Data about app and page elements
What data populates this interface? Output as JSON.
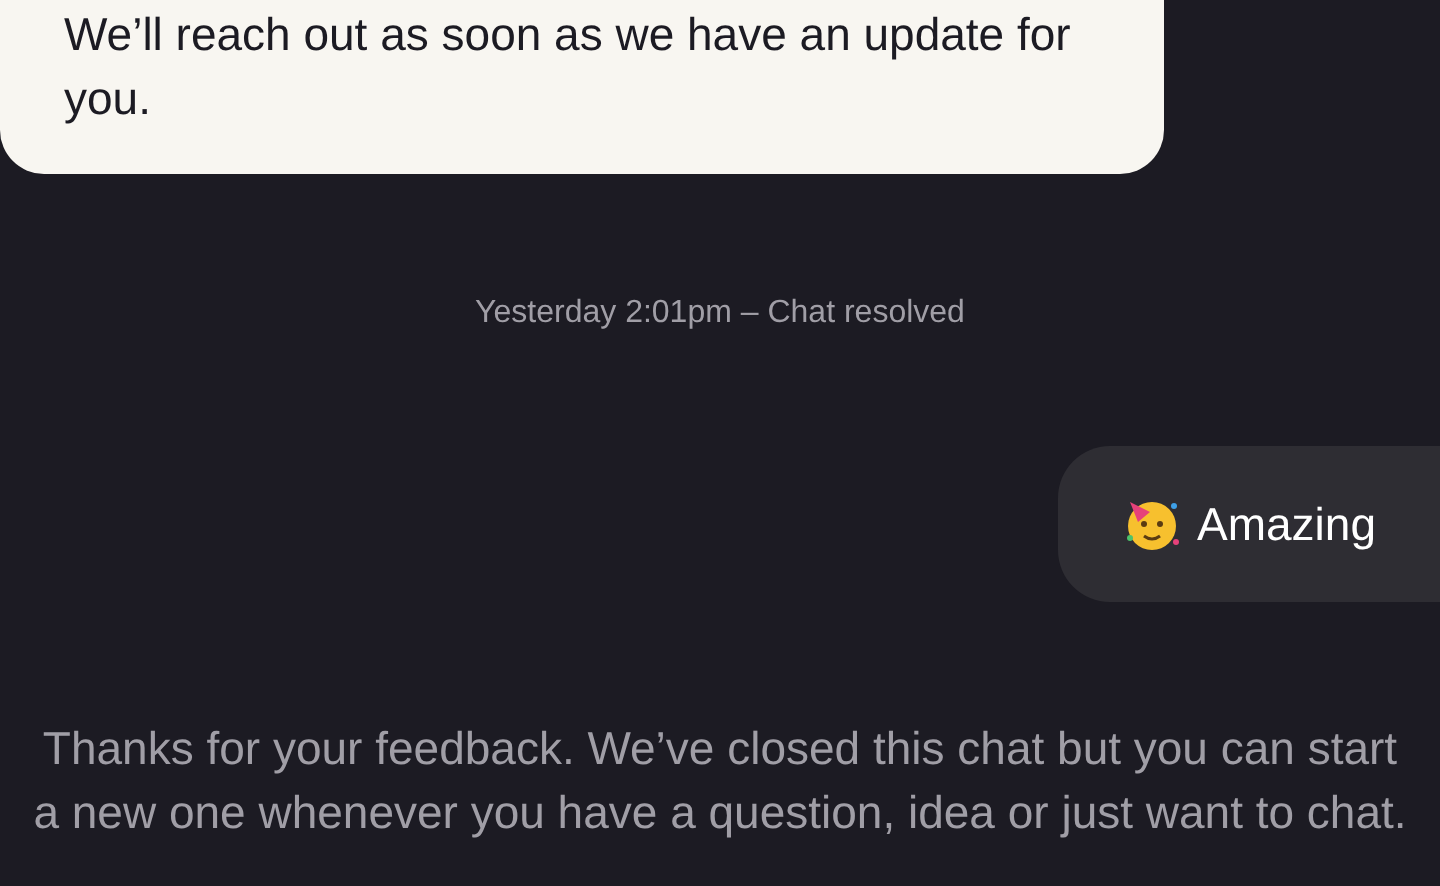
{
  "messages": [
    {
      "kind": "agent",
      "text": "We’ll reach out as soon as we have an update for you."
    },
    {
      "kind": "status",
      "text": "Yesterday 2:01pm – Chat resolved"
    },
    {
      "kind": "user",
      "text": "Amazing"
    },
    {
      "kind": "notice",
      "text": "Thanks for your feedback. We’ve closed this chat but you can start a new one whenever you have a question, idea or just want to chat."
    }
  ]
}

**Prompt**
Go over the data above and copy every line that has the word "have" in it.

**Response**
      "text": "We’ll reach out as soon as we have an update for you."
      "text": "Thanks for your feedback. We’ve closed this chat but you can start a new one whenever you have a question, idea or just want to chat."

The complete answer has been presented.